What’s the story with Shostakovich?
That’s always the question you can’t help asking yourself when hearing Shostakovich’s music, which was showcased Friday at SummerFest in a superlative concert at Sherwood Auditorium. It was the first of three intriguing programs devoted to the Russian master’s chamber music.
Does the Third String Quartet, performed Friday by the Borromeo String Quartet, relate to the end of World War II, with its five moments describing “Calm Awareness of Future Cataclysm,” “Rumblings of Unrest and Anticipation,” “The Forces of War Unleashed,” “Homage to the Dead” and “The Eternal Questions-Why? And for What?” as Shostakovich initially indicated.
Or is it just music, as Shostakovich later insisted, after withdrawing his original explanation?

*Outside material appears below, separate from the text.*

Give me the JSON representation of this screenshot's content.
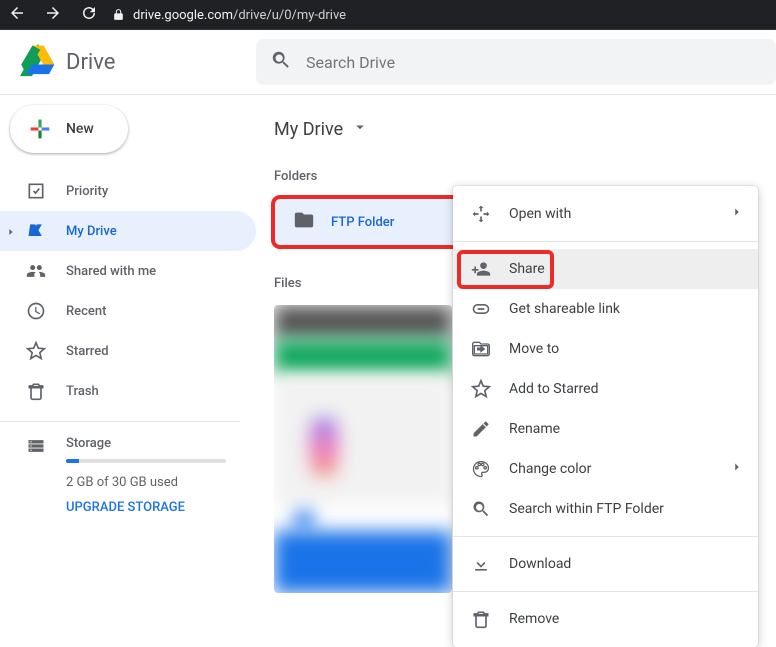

The members of the Borromeo, in an exemplary performance, took the high road. Everything they brought to their unaffected interpretation was found in the score, and what they found there was not drama but unfailingly riveting music.

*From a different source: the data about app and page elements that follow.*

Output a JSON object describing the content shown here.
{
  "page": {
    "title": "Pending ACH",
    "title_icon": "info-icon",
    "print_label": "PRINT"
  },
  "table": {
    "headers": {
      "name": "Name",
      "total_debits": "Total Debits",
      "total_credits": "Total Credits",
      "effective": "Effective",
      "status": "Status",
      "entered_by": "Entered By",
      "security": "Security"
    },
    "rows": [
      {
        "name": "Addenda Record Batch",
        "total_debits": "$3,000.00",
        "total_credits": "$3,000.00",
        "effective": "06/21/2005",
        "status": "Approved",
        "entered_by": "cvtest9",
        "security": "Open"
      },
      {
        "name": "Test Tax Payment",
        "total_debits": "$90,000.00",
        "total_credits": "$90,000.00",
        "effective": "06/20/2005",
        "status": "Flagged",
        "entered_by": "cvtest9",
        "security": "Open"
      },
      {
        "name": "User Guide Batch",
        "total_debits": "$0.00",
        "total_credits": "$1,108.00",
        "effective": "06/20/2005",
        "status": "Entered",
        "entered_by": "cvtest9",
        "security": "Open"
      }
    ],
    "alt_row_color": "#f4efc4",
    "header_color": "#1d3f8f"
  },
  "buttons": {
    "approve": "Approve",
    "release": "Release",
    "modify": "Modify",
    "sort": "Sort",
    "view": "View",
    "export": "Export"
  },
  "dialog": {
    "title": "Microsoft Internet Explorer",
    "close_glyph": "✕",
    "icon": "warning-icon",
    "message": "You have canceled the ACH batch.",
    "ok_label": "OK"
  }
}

This is a highly original work with huge contrasts, whether in dynamics or in mood, as Shostakovich careens from moments of the utmost seriousness to passages of unbridled joy. But he always brings you back. You may start to notice a slight edge to that happiness. And that seriousness never goes for too long before it begins to good-naturedly mock itself.

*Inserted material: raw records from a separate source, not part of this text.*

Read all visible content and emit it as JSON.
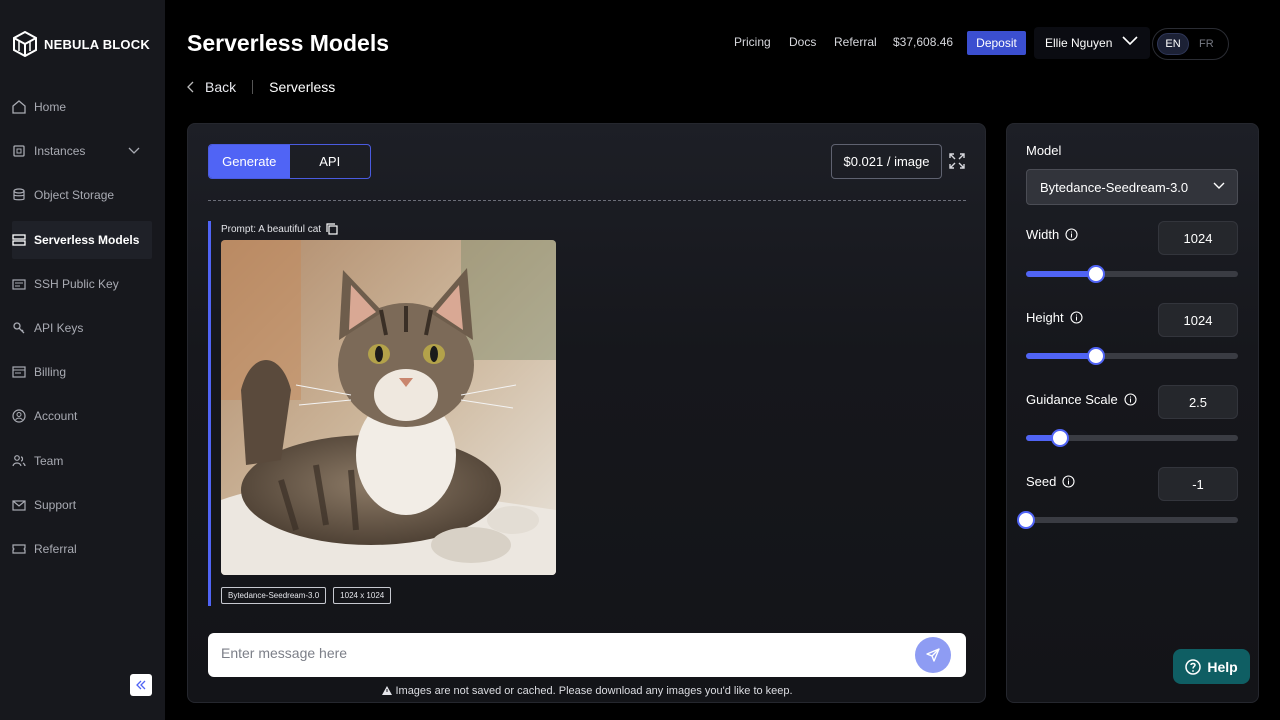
{
  "brand": {
    "name": "NEBULA BLOCK"
  },
  "sidebar": {
    "items": [
      {
        "label": "Home",
        "icon": "home-icon"
      },
      {
        "label": "Instances",
        "icon": "cpu-icon"
      },
      {
        "label": "Object Storage",
        "icon": "database-icon"
      },
      {
        "label": "Serverless Models",
        "icon": "server-icon",
        "active": true
      },
      {
        "label": "SSH Public Key",
        "icon": "key-card-icon"
      },
      {
        "label": "API Keys",
        "icon": "key-icon"
      },
      {
        "label": "Billing",
        "icon": "billing-icon"
      },
      {
        "label": "Account",
        "icon": "account-icon"
      },
      {
        "label": "Team",
        "icon": "team-icon"
      },
      {
        "label": "Support",
        "icon": "mail-icon"
      },
      {
        "label": "Referral",
        "icon": "ticket-icon"
      }
    ]
  },
  "header": {
    "title": "Serverless Models",
    "links": {
      "pricing": "Pricing",
      "docs": "Docs",
      "referral": "Referral"
    },
    "balance": "$37,608.46",
    "deposit": "Deposit",
    "user": "Ellie Nguyen",
    "lang": {
      "en": "EN",
      "fr": "FR"
    }
  },
  "breadcrumb": {
    "back": "Back",
    "current": "Serverless"
  },
  "main": {
    "tabs": {
      "generate": "Generate",
      "api": "API"
    },
    "price": "$0.021 / image",
    "prompt": "Prompt: A beautiful cat",
    "tags": {
      "model": "Bytedance-Seedream-3.0",
      "size": "1024 x 1024"
    },
    "input_placeholder": "Enter message here",
    "note": "Images are not saved or cached. Please download any images you'd like to keep."
  },
  "settings": {
    "model_label": "Model",
    "model_value": "Bytedance-Seedream-3.0",
    "width": {
      "label": "Width",
      "value": "1024",
      "fraction": 0.33
    },
    "height": {
      "label": "Height",
      "value": "1024",
      "fraction": 0.33
    },
    "guidance": {
      "label": "Guidance Scale",
      "value": "2.5",
      "fraction": 0.16
    },
    "seed": {
      "label": "Seed",
      "value": "-1",
      "fraction": 0.0
    }
  },
  "help": "Help",
  "colors": {
    "accent": "#5064f5",
    "deposit": "#3b4fd0",
    "help": "#0f5e63"
  }
}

The Borromeo convincingly captured both extremes and everything in-between. As it proved last week performing Beethoven at SummerFest, this is a quartet with an unusual dynamic range and an unfailing commitment to a unified, ensemble sound and approach.
There were moments in the Shostakovich Quartet No. 3 where the ensemble’s playing was so soft (and the audience’s attention so focused) that you could hear the street noise outside Sherwood Auditorium. But it’s a softness with a surprising amount of intensity, so it’s never a matter of the music’s momentum fading away. Often, just the opposite happened.
And in the loudest passages, you had the feeling violinists Nicholas Kitchen and Kristopher Tong, violist Mai Motobuchi and cellist Yeesun Kim were never forcing anything, but just allowing the music to emerge of its own accord.
The program’s first half was also satisfying. Violinists David Chan and Cho-Liang Lin (SummerFest’s music director), violist Paul Neubauer and cellist Clive Greensmith joined the members of the Borromeo in an engaged, nuanced reading of the early Two Pieces for String Octet, Opus 11.
It provided a burst of youthful energy in which the 18-year-old age composer already showed a highly original musical mind and a wicked sense of humor; and it offered a contrast to the shattering Sonata for Viola and Piano, Opus 147, that followed. The ailing, 69-year-old composer wrote the sonata only weeks before his death.
Although Shostakovich quotes Beethoven’s “Moonlight” Sonata in the final movement, the work seems abstract in the extreme. Neubauer, with pianist Vladimir Feltsman, offered a definitive, albeit stark , view of the work, which was considerably more restrained than anything else on the program.
It’s tempting to say that’s an indication of Shostakovich’s acceptance of his approaching death, but really, that’s a story.
As this concert proved, forget the story; just let the music speak.